**SOURCE MATERIAL**
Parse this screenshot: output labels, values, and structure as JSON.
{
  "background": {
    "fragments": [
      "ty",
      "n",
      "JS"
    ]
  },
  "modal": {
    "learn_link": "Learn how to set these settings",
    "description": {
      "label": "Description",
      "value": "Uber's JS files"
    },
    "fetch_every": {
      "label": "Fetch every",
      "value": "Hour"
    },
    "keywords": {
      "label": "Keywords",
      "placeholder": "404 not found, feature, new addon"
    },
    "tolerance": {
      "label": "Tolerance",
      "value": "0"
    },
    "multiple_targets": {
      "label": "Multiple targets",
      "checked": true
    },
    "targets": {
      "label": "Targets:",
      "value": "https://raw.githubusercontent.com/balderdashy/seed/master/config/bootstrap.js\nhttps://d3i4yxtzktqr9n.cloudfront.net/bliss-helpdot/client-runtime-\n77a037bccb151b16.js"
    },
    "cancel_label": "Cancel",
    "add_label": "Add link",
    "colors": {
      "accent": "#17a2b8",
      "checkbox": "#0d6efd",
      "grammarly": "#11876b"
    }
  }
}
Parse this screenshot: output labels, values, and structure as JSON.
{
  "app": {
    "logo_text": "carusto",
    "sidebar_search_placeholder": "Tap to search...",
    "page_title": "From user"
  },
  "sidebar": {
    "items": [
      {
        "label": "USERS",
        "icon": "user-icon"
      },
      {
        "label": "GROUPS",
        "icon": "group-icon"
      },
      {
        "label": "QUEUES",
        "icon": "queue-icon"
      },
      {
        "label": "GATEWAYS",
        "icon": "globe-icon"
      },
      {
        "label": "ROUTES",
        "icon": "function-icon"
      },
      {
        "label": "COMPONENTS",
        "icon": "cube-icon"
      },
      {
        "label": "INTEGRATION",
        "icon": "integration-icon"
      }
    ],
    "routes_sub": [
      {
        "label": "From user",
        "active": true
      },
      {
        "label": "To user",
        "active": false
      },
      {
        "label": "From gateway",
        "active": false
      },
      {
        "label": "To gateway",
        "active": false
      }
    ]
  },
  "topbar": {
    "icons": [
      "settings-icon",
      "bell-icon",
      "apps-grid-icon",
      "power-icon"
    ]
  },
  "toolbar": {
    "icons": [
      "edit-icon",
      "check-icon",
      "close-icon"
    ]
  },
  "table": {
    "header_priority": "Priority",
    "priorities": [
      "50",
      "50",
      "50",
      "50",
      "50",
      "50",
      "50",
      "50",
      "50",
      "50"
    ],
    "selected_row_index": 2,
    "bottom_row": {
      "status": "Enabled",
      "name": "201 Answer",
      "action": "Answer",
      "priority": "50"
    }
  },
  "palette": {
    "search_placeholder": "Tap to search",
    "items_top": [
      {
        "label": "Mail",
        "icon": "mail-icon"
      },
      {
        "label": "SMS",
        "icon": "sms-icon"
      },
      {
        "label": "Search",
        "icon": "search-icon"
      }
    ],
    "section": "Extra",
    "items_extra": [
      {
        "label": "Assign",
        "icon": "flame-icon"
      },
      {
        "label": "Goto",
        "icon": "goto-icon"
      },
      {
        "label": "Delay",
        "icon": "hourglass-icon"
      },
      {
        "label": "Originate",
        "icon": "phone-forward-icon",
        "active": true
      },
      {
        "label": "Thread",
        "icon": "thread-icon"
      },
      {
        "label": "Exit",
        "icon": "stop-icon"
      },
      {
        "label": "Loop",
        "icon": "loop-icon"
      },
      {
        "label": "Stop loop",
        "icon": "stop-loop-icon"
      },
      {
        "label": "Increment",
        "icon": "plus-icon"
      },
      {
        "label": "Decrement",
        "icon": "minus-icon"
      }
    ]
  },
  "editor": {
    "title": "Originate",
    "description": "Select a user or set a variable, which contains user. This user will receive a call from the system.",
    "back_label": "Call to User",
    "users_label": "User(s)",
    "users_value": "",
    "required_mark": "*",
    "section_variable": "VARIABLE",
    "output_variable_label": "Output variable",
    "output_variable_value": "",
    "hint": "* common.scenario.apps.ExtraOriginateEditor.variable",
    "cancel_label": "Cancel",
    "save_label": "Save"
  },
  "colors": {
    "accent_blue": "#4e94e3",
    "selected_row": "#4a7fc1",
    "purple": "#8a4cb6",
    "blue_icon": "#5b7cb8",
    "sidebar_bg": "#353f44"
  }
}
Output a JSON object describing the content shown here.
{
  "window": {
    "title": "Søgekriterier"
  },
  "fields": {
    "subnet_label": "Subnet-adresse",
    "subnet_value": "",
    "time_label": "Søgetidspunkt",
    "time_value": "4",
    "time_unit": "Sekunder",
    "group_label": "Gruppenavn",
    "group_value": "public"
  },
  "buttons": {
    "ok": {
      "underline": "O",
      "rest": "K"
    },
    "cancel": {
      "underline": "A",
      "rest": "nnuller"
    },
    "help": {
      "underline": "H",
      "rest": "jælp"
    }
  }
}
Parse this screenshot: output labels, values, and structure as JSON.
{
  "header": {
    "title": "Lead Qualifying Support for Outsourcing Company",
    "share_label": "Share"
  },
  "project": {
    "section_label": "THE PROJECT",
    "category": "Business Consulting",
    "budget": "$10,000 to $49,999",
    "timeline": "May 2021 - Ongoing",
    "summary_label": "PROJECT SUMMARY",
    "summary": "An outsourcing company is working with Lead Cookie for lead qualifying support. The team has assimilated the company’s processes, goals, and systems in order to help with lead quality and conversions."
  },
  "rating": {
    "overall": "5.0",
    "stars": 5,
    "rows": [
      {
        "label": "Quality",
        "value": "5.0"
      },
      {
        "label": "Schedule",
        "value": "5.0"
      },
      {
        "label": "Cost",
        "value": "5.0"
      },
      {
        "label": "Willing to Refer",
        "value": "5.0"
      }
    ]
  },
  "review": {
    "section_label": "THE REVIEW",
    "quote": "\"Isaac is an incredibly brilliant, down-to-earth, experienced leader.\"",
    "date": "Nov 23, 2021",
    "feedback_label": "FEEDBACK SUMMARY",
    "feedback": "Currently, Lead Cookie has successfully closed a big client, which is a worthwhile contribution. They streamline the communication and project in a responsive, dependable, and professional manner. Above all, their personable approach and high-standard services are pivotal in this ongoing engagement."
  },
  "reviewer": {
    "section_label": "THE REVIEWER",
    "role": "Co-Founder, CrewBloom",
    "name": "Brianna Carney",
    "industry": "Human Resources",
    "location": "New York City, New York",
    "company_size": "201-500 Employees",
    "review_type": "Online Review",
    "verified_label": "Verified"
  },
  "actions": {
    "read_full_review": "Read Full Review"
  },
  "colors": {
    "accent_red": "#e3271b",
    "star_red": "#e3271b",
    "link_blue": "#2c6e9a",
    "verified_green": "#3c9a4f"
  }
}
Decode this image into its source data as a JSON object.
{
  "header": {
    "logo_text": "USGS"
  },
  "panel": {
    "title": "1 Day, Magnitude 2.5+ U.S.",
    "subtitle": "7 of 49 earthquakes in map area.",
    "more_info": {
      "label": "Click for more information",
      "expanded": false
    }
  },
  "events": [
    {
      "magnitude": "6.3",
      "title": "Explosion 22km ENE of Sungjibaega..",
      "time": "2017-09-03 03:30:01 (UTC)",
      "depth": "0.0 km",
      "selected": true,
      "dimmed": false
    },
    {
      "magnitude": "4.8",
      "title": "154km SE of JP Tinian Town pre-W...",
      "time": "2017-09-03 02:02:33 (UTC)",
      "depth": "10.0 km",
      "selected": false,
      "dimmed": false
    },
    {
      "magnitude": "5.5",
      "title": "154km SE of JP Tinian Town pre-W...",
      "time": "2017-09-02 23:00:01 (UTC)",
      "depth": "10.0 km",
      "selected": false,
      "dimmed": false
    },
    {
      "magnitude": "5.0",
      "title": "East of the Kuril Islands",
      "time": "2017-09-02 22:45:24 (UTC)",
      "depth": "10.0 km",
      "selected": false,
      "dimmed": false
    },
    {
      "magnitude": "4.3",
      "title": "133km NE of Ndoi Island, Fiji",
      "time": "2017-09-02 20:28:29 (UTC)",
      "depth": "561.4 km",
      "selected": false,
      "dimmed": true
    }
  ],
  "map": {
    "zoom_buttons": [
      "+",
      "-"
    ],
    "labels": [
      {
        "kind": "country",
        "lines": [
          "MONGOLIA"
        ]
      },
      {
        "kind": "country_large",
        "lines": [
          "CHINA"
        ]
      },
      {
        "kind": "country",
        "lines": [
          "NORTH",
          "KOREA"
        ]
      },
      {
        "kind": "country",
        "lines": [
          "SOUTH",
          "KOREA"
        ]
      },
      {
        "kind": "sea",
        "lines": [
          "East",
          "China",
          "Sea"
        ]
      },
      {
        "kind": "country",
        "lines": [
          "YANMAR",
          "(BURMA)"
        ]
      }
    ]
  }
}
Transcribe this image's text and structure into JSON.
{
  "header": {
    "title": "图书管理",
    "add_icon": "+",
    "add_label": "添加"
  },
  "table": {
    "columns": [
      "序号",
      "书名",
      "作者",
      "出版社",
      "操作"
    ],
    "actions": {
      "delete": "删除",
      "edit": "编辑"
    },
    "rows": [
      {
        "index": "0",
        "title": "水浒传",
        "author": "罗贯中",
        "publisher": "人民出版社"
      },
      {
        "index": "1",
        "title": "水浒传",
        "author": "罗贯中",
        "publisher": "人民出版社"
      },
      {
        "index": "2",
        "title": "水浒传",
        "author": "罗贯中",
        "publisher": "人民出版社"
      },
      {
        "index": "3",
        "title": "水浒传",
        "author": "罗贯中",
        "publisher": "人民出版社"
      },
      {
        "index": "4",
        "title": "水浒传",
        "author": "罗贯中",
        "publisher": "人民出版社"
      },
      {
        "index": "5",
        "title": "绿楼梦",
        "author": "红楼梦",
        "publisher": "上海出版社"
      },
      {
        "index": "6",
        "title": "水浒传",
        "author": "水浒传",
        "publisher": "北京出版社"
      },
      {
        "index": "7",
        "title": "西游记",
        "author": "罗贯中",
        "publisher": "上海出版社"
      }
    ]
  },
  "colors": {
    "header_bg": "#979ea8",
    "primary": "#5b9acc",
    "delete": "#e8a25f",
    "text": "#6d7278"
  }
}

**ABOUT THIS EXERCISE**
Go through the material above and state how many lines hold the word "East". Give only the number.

**RESULT**
2